Getting ill when you're travelling can spoil your entire holiday experience. Fortunately, there are things you can do to reduce your chances of getting sick during your trip. Read on to learn more.
The physical exhaustion that often accompanies long journeys can temporarily weaken your immune system and make you more susceptible to catching a cold, the flu or other infections that your body would normally be able to fight off.
This means that if you come into contact with bacteria or viruses by, for example, touching a contaminated door handle before you get onto the plane, and you then proceed to use your hands to eat a sandwich during your flight, you could end up ingesting some harmful pathogens and coming down with food poisoning or the flu within a matter of hours.
As such, it is important to be scrupulous when it comes to hand hygiene. This is easier said than done when you're travelling, as there isn't always a nearby bathroom where you can wash your hands before you eat.
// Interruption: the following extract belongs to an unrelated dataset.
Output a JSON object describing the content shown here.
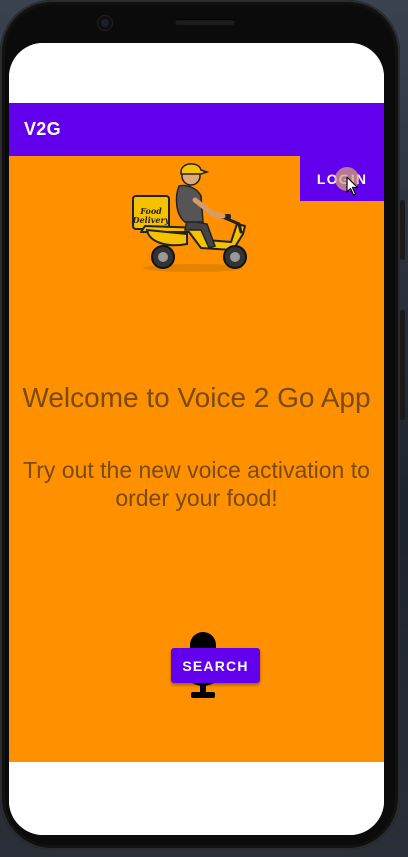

The solution to this is to pack several travel-sized bottles of hand sanitiser in your luggage and to reapply this gel regularly throughout the course of your journey. Additionally, it might be worth packing some antibacterial wipes so that you quickly and easily can sanitise the surfaces on which you intend to eat or wipe down your phone before it comes into contact with your face.
Get vaccinated if necessary
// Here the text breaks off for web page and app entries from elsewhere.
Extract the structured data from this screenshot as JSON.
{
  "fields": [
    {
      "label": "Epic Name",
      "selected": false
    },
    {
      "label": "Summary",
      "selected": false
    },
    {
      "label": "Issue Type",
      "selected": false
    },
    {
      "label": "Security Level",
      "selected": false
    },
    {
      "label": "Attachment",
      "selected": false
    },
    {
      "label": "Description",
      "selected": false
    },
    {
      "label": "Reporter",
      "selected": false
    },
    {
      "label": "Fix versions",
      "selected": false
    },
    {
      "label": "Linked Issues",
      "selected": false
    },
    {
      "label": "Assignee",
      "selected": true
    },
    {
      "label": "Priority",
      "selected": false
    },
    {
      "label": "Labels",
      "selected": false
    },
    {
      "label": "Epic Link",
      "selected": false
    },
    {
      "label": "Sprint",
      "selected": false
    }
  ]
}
There are certain countries in which you are more likely to be infected with diseases such as hepatitis A and B, rabies and meningococcal disease. These are serious conditions which, if contracted, would not only ruin your travel experience but could also leave you with long-term, life-threatening health problems.
As such, it is essential to visit a travel doctor before you leave so that they can determine which vaccinations (if any) you will require. These vaccinations will encourage your body to produce antibodies that will fight off certain types of diseases.
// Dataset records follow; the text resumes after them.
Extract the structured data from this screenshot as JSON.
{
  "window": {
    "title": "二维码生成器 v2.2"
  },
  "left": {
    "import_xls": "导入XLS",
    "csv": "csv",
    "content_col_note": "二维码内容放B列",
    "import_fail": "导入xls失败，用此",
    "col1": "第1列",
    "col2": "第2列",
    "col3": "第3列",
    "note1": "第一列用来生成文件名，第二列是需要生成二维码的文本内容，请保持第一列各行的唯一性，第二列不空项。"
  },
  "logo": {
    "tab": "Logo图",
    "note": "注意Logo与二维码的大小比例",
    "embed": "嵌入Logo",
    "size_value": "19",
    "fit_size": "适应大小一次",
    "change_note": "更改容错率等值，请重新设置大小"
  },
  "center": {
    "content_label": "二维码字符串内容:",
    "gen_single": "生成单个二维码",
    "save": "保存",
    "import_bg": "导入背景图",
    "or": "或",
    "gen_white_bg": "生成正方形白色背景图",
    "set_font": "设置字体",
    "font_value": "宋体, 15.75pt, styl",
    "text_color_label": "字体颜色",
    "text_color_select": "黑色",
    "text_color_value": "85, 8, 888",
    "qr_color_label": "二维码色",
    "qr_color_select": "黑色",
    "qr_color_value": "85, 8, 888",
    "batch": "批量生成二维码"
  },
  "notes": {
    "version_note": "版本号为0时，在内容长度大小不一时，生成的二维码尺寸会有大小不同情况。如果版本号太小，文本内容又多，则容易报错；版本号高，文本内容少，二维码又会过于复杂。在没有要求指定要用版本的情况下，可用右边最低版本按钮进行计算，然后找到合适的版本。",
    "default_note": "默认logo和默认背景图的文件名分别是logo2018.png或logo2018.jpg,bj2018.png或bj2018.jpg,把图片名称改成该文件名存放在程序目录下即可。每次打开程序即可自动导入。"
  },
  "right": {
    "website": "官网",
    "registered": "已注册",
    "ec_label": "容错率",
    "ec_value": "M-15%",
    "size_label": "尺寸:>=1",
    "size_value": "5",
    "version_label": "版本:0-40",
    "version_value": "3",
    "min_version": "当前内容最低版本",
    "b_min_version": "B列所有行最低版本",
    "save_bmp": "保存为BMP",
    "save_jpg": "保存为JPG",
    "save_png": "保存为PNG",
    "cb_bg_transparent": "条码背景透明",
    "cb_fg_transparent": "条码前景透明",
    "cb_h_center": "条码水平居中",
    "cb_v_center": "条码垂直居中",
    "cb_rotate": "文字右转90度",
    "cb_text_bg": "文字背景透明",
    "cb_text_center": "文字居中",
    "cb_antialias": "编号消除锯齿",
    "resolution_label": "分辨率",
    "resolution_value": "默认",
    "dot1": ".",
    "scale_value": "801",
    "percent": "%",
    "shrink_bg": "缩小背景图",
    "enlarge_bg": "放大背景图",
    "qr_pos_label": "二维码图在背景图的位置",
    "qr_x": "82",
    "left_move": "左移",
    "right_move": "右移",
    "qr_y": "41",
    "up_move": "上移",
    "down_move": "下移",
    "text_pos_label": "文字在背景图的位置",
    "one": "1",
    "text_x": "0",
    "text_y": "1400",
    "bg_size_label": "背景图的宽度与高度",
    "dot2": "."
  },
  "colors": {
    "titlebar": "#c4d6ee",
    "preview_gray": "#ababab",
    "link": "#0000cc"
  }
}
You should book your appointment with this doctor at least a month before you are due to go away, as some vaccinations only begin to provide protection a few weeks after they have been injected into a person's system. If you wait until the last minute to have your travel doctor vaccinate you, you could still end up contracting a disease during your travels.